## Task
Each record below should be written out again exactly as given.

[Component data from apps and pages]
[Start of section]
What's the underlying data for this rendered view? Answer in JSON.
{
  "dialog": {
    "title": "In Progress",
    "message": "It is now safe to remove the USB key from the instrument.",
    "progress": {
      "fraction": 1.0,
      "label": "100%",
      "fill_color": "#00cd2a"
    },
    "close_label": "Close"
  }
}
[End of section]
## Answer space
What's the underlying data for this rendered view? Answer in JSON.
{
  "dialog": {
    "title": "In Progress",
    "message": "It is now safe to remove the USB key from the instrument.",
    "progress": {
      "fraction": 1.0,
      "label": "100%",
      "fill_color": "#00cd2a"
    },
    "close_label": "Close"
  }
}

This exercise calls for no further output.